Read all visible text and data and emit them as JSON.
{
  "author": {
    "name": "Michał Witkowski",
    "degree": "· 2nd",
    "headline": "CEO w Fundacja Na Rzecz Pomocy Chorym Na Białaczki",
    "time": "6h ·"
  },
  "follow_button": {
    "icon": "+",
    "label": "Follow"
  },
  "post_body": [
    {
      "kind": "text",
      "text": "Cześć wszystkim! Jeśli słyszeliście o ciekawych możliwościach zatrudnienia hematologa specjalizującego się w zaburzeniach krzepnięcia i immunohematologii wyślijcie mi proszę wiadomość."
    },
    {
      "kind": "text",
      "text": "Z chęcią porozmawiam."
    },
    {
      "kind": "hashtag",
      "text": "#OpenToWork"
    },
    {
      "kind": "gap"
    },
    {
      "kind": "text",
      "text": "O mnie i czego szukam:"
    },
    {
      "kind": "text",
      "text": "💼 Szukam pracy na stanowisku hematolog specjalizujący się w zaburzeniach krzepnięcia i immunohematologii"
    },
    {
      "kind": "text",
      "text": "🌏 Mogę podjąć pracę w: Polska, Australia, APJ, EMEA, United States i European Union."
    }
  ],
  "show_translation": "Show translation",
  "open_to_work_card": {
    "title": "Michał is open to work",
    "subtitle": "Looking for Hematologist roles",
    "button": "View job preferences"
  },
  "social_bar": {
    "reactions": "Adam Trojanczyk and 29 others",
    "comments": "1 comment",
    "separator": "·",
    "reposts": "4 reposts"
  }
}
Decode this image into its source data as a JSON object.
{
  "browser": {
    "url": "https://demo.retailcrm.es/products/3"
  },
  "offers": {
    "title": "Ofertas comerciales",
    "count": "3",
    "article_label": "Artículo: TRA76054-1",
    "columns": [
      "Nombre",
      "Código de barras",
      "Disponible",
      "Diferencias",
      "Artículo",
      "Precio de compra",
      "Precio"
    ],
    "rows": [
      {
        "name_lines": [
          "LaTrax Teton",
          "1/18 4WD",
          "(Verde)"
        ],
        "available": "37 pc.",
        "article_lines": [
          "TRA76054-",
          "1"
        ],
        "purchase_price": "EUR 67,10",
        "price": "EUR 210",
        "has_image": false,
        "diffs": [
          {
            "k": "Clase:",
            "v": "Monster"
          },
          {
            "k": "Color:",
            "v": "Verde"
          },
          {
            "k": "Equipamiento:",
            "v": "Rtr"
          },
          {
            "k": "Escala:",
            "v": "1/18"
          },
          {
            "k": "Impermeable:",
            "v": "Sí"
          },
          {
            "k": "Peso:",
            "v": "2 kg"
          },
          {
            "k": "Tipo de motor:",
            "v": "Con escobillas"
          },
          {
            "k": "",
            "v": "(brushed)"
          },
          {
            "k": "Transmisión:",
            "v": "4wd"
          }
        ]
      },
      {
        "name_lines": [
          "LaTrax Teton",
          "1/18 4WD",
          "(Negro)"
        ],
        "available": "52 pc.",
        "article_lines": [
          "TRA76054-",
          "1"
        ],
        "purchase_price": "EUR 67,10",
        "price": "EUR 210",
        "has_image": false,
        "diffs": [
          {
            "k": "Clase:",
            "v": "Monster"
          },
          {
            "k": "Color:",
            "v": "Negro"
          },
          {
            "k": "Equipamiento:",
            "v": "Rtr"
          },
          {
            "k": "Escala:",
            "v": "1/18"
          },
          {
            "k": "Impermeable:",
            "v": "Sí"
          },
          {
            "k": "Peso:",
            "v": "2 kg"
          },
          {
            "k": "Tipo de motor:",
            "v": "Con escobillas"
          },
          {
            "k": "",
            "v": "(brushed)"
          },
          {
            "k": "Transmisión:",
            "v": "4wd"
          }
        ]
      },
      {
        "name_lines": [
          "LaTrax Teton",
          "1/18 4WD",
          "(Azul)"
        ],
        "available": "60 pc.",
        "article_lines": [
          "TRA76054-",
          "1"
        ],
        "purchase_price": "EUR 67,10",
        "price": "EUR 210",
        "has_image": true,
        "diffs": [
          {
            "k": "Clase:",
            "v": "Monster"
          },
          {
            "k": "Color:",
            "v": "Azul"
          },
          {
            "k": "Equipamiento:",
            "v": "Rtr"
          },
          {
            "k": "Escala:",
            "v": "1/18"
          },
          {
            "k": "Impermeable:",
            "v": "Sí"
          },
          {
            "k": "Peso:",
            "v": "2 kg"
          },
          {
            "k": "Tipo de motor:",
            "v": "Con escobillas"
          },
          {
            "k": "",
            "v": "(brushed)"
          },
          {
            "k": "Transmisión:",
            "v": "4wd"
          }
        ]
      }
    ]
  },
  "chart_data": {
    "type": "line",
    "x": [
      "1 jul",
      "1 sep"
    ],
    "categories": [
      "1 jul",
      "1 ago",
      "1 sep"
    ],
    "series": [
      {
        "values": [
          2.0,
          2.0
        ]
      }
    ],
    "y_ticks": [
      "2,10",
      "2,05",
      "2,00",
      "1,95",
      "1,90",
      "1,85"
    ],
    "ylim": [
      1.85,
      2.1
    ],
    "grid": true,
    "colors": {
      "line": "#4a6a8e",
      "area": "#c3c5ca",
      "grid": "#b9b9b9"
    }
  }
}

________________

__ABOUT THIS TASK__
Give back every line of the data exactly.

__SOLUTION TO THIS EXERCISE__
Read all visible text and data and emit them as JSON.
{
  "author": {
    "name": "Michał Witkowski",
    "degree": "· 2nd",
    "headline": "CEO w Fundacja Na Rzecz Pomocy Chorym Na Białaczki",
    "time": "6h ·"
  },
  "follow_button": {
    "icon": "+",
    "label": "Follow"
  },
  "post_body": [
    {
      "kind": "text",
      "text": "Cześć wszystkim! Jeśli słyszeliście o ciekawych możliwościach zatrudnienia hematologa specjalizującego się w zaburzeniach krzepnięcia i immunohematologii wyślijcie mi proszę wiadomość."
    },
    {
      "kind": "text",
      "text": "Z chęcią porozmawiam."
    },
    {
      "kind": "hashtag",
      "text": "#OpenToWork"
    },
    {
      "kind": "gap"
    },
    {
      "kind": "text",
      "text": "O mnie i czego szukam:"
    },
    {
      "kind": "text",
      "text": "💼 Szukam pracy na stanowisku hematolog specjalizujący się w zaburzeniach krzepnięcia i immunohematologii"
    },
    {
      "kind": "text",
      "text": "🌏 Mogę podjąć pracę w: Polska, Australia, APJ, EMEA, United States i European Union."
    }
  ],
  "show_translation": "Show translation",
  "open_to_work_card": {
    "title": "Michał is open to work",
    "subtitle": "Looking for Hematologist roles",
    "button": "View job preferences"
  },
  "social_bar": {
    "reactions": "Adam Trojanczyk and 29 others",
    "comments": "1 comment",
    "separator": "·",
    "reposts": "4 reposts"
  }
}
Decode this image into its source data as a JSON object.
{
  "browser": {
    "url": "https://demo.retailcrm.es/products/3"
  },
  "offers": {
    "title": "Ofertas comerciales",
    "count": "3",
    "article_label": "Artículo: TRA76054-1",
    "columns": [
      "Nombre",
      "Código de barras",
      "Disponible",
      "Diferencias",
      "Artículo",
      "Precio de compra",
      "Precio"
    ],
    "rows": [
      {
        "name_lines": [
          "LaTrax Teton",
          "1/18 4WD",
          "(Verde)"
        ],
        "available": "37 pc.",
        "article_lines": [
          "TRA76054-",
          "1"
        ],
        "purchase_price": "EUR 67,10",
        "price": "EUR 210",
        "has_image": false,
        "diffs": [
          {
            "k": "Clase:",
            "v": "Monster"
          },
          {
            "k": "Color:",
            "v": "Verde"
          },
          {
            "k": "Equipamiento:",
            "v": "Rtr"
          },
          {
            "k": "Escala:",
            "v": "1/18"
          },
          {
            "k": "Impermeable:",
            "v": "Sí"
          },
          {
            "k": "Peso:",
            "v": "2 kg"
          },
          {
            "k": "Tipo de motor:",
            "v": "Con escobillas"
          },
          {
            "k": "",
            "v": "(brushed)"
          },
          {
            "k": "Transmisión:",
            "v": "4wd"
          }
        ]
      },
      {
        "name_lines": [
          "LaTrax Teton",
          "1/18 4WD",
          "(Negro)"
        ],
        "available": "52 pc.",
        "article_lines": [
          "TRA76054-",
          "1"
        ],
        "purchase_price": "EUR 67,10",
        "price": "EUR 210",
        "has_image": false,
        "diffs": [
          {
            "k": "Clase:",
            "v": "Monster"
          },
          {
            "k": "Color:",
            "v": "Negro"
          },
          {
            "k": "Equipamiento:",
            "v": "Rtr"
          },
          {
            "k": "Escala:",
            "v": "1/18"
          },
          {
            "k": "Impermeable:",
            "v": "Sí"
          },
          {
            "k": "Peso:",
            "v": "2 kg"
          },
          {
            "k": "Tipo de motor:",
            "v": "Con escobillas"
          },
          {
            "k": "",
            "v": "(brushed)"
          },
          {
            "k": "Transmisión:",
            "v": "4wd"
          }
        ]
      },
      {
        "name_lines": [
          "LaTrax Teton",
          "1/18 4WD",
          "(Azul)"
        ],
        "available": "60 pc.",
        "article_lines": [
          "TRA76054-",
          "1"
        ],
        "purchase_price": "EUR 67,10",
        "price": "EUR 210",
        "has_image": true,
        "diffs": [
          {
            "k": "Clase:",
            "v": "Monster"
          },
          {
            "k": "Color:",
            "v": "Azul"
          },
          {
            "k": "Equipamiento:",
            "v": "Rtr"
          },
          {
            "k": "Escala:",
            "v": "1/18"
          },
          {
            "k": "Impermeable:",
            "v": "Sí"
          },
          {
            "k": "Peso:",
            "v": "2 kg"
          },
          {
            "k": "Tipo de motor:",
            "v": "Con escobillas"
          },
          {
            "k": "",
            "v": "(brushed)"
          },
          {
            "k": "Transmisión:",
            "v": "4wd"
          }
        ]
      }
    ]
  },
  "chart_data": {
    "type": "line",
    "x": [
      "1 jul",
      "1 sep"
    ],
    "categories": [
      "1 jul",
      "1 ago",
      "1 sep"
    ],
    "series": [
      {
        "values": [
          2.0,
          2.0
        ]
      }
    ],
    "y_ticks": [
      "2,10",
      "2,05",
      "2,00",
      "1,95",
      "1,90",
      "1,85"
    ],
    "ylim": [
      1.85,
      2.1
    ],
    "grid": true,
    "colors": {
      "line": "#4a6a8e",
      "area": "#c3c5ca",
      "grid": "#b9b9b9"
    }
  }
}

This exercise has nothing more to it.